Amy Gutmann poses with a student dressed as a suicide bomber at her Halloween party in 2006. Talk about having no taste.
A regular indictment leveled against advocates of school choice is that they have no taste when it comes to the quality and purpose of education. As Amy Gutmann, the president of the University of Pennsylvania and author of Democratic Education, put it: “advocates of parental choice and market control downplay the public purposes of schooling, and this is not accidental. It coincides with the idea of consumer sovereignty: the market should deliver whatever the consumers of its goods want.” If schools should do whatever the consumer wants, according to this way of characterizing choice supporters, then those choiceniks can’t favor particular educational standards or approaches. Choice supporters wouldn’t be able to denounce a Jihad school, for example, because consumer preference is the only issue that matters.
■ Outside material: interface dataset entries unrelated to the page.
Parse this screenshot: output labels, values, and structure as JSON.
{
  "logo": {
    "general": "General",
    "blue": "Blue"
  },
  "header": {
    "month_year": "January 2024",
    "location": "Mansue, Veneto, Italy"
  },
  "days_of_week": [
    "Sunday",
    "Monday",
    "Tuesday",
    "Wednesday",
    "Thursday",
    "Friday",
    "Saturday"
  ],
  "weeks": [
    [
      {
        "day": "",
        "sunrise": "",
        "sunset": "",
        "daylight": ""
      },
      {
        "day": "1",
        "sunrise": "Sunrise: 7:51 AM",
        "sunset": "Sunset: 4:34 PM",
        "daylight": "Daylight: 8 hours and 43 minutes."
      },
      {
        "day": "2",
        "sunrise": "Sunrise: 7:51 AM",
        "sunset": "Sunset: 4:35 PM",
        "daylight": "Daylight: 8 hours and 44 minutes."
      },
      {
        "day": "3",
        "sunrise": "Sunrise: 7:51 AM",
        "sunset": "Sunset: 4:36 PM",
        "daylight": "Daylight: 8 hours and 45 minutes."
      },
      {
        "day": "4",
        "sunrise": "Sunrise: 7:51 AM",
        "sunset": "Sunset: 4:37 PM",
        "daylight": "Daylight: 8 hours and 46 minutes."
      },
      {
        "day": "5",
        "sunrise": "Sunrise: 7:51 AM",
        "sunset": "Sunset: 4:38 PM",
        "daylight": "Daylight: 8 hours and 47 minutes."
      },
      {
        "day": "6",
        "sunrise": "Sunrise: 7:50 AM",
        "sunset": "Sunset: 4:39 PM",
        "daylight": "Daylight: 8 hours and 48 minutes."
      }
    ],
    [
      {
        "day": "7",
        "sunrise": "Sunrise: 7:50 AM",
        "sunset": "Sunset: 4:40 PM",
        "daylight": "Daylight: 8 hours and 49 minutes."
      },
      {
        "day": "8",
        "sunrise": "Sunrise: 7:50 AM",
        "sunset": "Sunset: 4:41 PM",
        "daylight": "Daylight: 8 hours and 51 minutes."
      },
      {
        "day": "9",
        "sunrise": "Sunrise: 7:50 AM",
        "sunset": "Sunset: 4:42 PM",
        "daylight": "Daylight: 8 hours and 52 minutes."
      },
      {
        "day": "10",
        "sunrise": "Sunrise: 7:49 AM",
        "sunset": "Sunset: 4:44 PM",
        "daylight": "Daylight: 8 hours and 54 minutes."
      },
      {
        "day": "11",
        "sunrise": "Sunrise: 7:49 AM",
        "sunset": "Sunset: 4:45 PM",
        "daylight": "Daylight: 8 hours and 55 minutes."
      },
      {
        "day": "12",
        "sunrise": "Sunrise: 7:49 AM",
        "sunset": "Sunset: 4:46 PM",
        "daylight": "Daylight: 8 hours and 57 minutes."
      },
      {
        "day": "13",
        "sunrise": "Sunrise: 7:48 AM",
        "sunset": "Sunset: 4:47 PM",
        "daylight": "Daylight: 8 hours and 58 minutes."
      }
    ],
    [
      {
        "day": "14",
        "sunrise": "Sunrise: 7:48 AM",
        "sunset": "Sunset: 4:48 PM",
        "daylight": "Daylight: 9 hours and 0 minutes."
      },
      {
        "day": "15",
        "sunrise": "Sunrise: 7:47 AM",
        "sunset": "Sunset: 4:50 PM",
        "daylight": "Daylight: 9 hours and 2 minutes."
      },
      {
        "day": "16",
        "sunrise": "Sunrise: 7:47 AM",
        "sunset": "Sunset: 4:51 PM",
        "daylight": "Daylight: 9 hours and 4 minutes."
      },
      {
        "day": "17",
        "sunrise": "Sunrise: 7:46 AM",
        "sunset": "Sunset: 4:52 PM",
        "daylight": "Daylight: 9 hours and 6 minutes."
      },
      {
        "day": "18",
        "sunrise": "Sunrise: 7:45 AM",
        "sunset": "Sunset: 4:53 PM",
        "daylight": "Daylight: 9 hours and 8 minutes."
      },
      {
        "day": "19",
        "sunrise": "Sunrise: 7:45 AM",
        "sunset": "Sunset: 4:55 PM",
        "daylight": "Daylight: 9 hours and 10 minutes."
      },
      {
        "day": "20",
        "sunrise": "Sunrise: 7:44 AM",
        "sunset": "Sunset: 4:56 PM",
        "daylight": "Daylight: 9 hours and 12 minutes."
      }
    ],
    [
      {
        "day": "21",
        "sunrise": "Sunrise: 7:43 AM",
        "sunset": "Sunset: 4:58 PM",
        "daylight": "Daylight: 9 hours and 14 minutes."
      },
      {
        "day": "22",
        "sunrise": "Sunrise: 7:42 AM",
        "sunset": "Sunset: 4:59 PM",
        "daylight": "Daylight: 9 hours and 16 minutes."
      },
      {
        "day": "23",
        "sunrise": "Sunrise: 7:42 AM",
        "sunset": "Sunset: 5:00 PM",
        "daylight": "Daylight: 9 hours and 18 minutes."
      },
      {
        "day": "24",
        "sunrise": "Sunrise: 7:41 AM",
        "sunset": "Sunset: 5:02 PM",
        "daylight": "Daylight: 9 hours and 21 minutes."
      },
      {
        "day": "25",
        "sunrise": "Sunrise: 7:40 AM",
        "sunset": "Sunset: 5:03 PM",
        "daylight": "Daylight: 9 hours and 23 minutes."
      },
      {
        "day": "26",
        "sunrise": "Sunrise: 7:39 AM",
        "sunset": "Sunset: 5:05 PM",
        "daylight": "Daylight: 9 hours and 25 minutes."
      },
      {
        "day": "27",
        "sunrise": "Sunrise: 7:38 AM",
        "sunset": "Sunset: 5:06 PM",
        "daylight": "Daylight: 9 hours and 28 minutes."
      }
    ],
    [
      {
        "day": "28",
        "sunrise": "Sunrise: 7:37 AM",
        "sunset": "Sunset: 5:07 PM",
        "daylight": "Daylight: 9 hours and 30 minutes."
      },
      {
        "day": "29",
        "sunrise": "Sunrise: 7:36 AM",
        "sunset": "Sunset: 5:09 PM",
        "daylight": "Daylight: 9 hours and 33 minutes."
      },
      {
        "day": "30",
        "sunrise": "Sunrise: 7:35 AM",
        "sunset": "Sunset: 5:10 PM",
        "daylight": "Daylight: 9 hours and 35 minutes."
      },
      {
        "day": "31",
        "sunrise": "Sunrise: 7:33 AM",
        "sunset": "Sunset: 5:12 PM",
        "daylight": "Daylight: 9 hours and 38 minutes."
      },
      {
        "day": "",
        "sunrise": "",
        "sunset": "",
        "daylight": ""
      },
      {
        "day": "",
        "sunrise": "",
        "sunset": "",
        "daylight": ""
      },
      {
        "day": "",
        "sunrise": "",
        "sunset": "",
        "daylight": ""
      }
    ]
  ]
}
This caricature of choice supporters is mistaken on many levels. First, just because choice supporters want to empower parents to select their school doesn’t mean that the choice advocates are unable to have their own preferences about what schools would be better for people. Similarly, I might believe that smoking is bad for one’s health, even as I am willing to recognize other people’s liberty to choose to smoke or not. Or perhaps an easier example — I may think a movie is awful and contains harmful messages and still believe that people have a right to see it. Believing in liberty doesn’t mean being indifferent to what other people like or do. It just means not wanting to coerce them into doing or liking what I prefer.
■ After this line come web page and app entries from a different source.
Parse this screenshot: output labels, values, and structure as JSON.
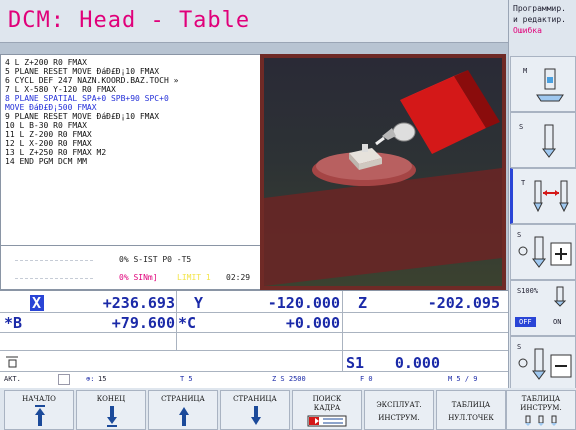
{
  "header": {
    "title": "DCM: Head - Table"
  },
  "mode": {
    "line1": "Программир.",
    "line2": "и редактир.",
    "line3": "Ошибка"
  },
  "program": {
    "lines": [
      "4  L  Z+200 R0 FMAX",
      "5  PLANE RESET MOVE ÐáÐ£Ð¡10 FMAX",
      "6  CYCL DEF 247 NAZN.KOORD.BAZ.TOCH »",
      "7  L  X-580  Y-120 R0 FMAX",
      "8  PLANE SPATIAL SPA+0 SPB+90 SPC+0",
      "   MOVE ÐáÐ£Ð¡500 FMAX",
      "9  PLANE RESET MOVE ÐáÐ£Ð¡10 FMAX",
      "10 L  B-30 R0 FMAX",
      "11 L  Z-200 R0 FMAX",
      "12 L  X-200 R0 FMAX",
      "13 L  Z+250 R0 FMAX M2",
      "14 END PGM DCM MM"
    ]
  },
  "status": {
    "line1": "0% S-IST P0  -T5",
    "line2_left": "0% SINm]",
    "line2_limit": "LIMIT 1",
    "line2_time": "02:29"
  },
  "positions": {
    "x_label": "X",
    "x_value": "+236.693",
    "y_label": "Y",
    "y_value": "-120.000",
    "z_label": "Z",
    "z_value": "-202.095",
    "b_label": "*B",
    "b_value": "+79.600",
    "c_label": "*C",
    "c_value": "+0.000",
    "s1_label": "S1",
    "s1_value": "0.000"
  },
  "statusbar": {
    "mode": "AKT.",
    "feed_icon": "15",
    "tool": "T 5",
    "spindle": "Z S 2500",
    "feed": "F 0",
    "m": "M 5 / 9"
  },
  "side": {
    "m_label": "M",
    "s_label": "S",
    "t_label": "T",
    "s_label2": "S",
    "s100_label": "S100%",
    "off_label": "OFF",
    "on_label": "ON",
    "s_label3": "S"
  },
  "softkeys": {
    "k1": "НАЧАЛО",
    "k2": "КОНЕЦ",
    "k3": "СТРАНИЦА",
    "k4": "СТРАНИЦА",
    "k5a": "ПОИСК",
    "k5b": "КАДРА",
    "k6a": "ЭКСПЛУАТ.",
    "k6b": "ИНСТРУМ.",
    "k7a": "ТАБЛИЦА",
    "k7b": "НУЛ.ТОЧЕК",
    "k8a": "ТАБЛИЦА",
    "k8b": "ИНСТРУМ."
  }
}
Favoring choice does not require abdicating all taste. Advocating choice requires believing that people have a right to have their own bad taste. Favoring choice can also be supported by a belief that people are less likely to make bad choices for themselves than someone else would on their behalf.
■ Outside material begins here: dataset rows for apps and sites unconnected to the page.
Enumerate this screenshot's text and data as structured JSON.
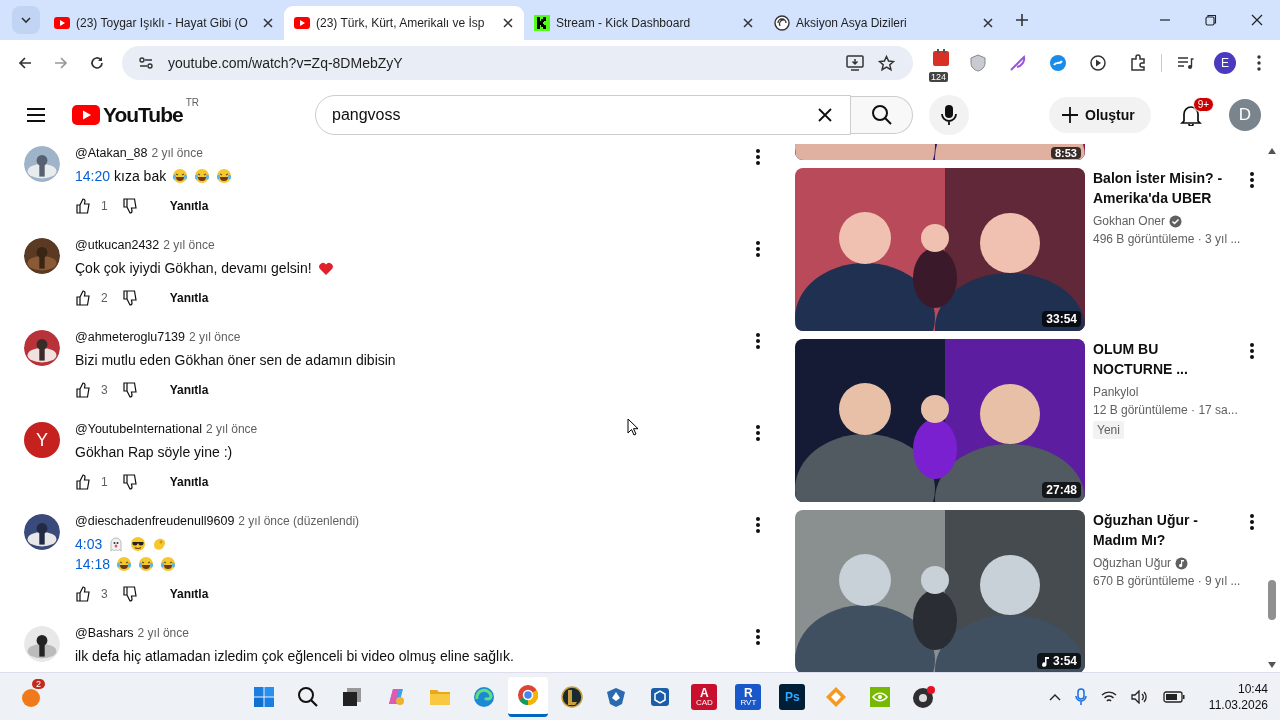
{
  "browser": {
    "tabs": [
      {
        "kind": "youtube",
        "title": "(23) Toygar Işıklı - Hayat Gibi (O",
        "selected": false
      },
      {
        "kind": "youtube",
        "title": "(23) Türk, Kürt, Amerikalı ve İsp",
        "selected": true
      },
      {
        "kind": "kick",
        "title": "Stream - Kick Dashboard",
        "selected": false
      },
      {
        "kind": "swirl",
        "title": "Aksiyon Asya Dizileri",
        "selected": false
      }
    ],
    "address": "youtube.com/watch?v=Zq-8DMebZyY",
    "extension_badge": "124",
    "profile": "E"
  },
  "youtube": {
    "logo": "YouTube",
    "region": "TR",
    "search": "pangvoss",
    "create": "Oluştur",
    "notifications": "9+",
    "avatar": "D"
  },
  "comments": [
    {
      "author": "@Atakan_88",
      "time": "2 yıl önce",
      "avatar": {
        "kind": "picture"
      },
      "lines": [
        {
          "timestamp": "14:20",
          "text": "kıza bak",
          "emojis": [
            {
              "kind": "laugh"
            },
            {
              "kind": "laugh"
            },
            {
              "kind": "laugh"
            }
          ]
        }
      ],
      "likes": "1",
      "reply": "Yanıtla"
    },
    {
      "author": "@utkucan2432",
      "time": "2 yıl önce",
      "avatar": {
        "kind": "picture"
      },
      "lines": [
        {
          "text": "Çok çok iyiydi Gökhan, devamı gelsin!",
          "emojis": [
            {
              "kind": "heart"
            }
          ]
        }
      ],
      "likes": "2",
      "reply": "Yanıtla"
    },
    {
      "author": "@ahmeteroglu7139",
      "time": "2 yıl önce",
      "avatar": {
        "kind": "picture"
      },
      "lines": [
        {
          "text": "Bizi mutlu eden Gökhan öner sen de adamın dibisin"
        }
      ],
      "likes": "3",
      "reply": "Yanıtla"
    },
    {
      "author": "@YoutubeInternational",
      "time": "2 yıl önce",
      "avatar": {
        "kind": "letter",
        "letter": "Y"
      },
      "lines": [
        {
          "text": "Gökhan Rap söyle yine :)"
        }
      ],
      "likes": "1",
      "reply": "Yanıtla"
    },
    {
      "author": "@dieschadenfreudenull9609",
      "time": "2 yıl önce (düzenlendi)",
      "avatar": {
        "kind": "picture"
      },
      "lines": [
        {
          "timestamp": "4:03",
          "emojis": [
            {
              "kind": "ghost"
            },
            {
              "kind": "cool"
            },
            {
              "kind": "pinch"
            }
          ]
        },
        {
          "timestamp": "14:18",
          "emojis": [
            {
              "kind": "laugh"
            },
            {
              "kind": "laugh"
            },
            {
              "kind": "laugh"
            }
          ]
        }
      ],
      "likes": "3",
      "reply": "Yanıtla"
    },
    {
      "author": "@Bashars",
      "time": "2 yıl önce",
      "avatar": {
        "kind": "picture"
      },
      "lines": [
        {
          "text": "ilk defa hiç atlamadan izledim çok eğlenceli bi video olmuş eline sağlık."
        }
      ]
    }
  ],
  "videos": [
    {
      "kind": "partial",
      "duration": "8:53"
    },
    {
      "kind": "full",
      "title": "Balon İster Misin? - Amerika'da UBER",
      "channel": "Gokhan Oner",
      "channel_badge": {
        "kind": "check"
      },
      "meta": "496 B görüntüleme · 3 yıl ...",
      "duration": "33:54"
    },
    {
      "kind": "full",
      "title": "OLUM BU NOCTURNE ...",
      "channel": "Pankylol",
      "meta": "12 B görüntüleme · 17 sa...",
      "badge": "Yeni",
      "duration": "27:48"
    },
    {
      "kind": "full",
      "title": "Oğuzhan Uğur - Madım Mı?",
      "channel": "Oğuzhan Uğur",
      "channel_badge": {
        "kind": "music"
      },
      "meta": "670 B görüntüleme · 9 yıl ...",
      "duration": "3:54",
      "duration_icon": {
        "kind": "music"
      }
    }
  ],
  "taskbar": {
    "notification_count": "2",
    "apps": [
      {
        "kind": "windows",
        "selected": false
      },
      {
        "kind": "search",
        "selected": false
      },
      {
        "kind": "taskview",
        "selected": false
      },
      {
        "kind": "copilot",
        "selected": false
      },
      {
        "kind": "folder",
        "selected": false
      },
      {
        "kind": "edge",
        "selected": false
      },
      {
        "kind": "chrome",
        "selected": true
      },
      {
        "kind": "league",
        "selected": false
      },
      {
        "kind": "rocket",
        "selected": false
      },
      {
        "kind": "cube",
        "selected": false
      },
      {
        "kind": "tile",
        "label": "A",
        "sublabel": "CAD",
        "selected": false
      },
      {
        "kind": "tile",
        "label": "R",
        "sublabel": "RVT",
        "selected": false
      },
      {
        "kind": "tile",
        "label": "Ps",
        "selected": false
      },
      {
        "kind": "diamond",
        "selected": false
      },
      {
        "kind": "nvidia",
        "selected": false
      },
      {
        "kind": "obs",
        "selected": false
      }
    ],
    "time": "10:44",
    "date": "11.03.2026"
  }
}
Second, most choice supporters recognize some need for public regulation of the schools that are chosen. These regulations could be as minimal as the public health and safety regulations that affect restaurants or could be more extensive to include instructional issues. The point is that almost no school choice supporters are anarchists, so there is no need for the Amy Gutmann’s of the world to act as if they all are.
Choice supporters can have personal taste and standards and most also favor public standards that place limits on choice. At least most choice supporters would have better personal taste and standards than to pose for a photo with a Halloween party guest dressed as a suicide bomber, even though almost all of us would recognize someone’s right to have such awful taste.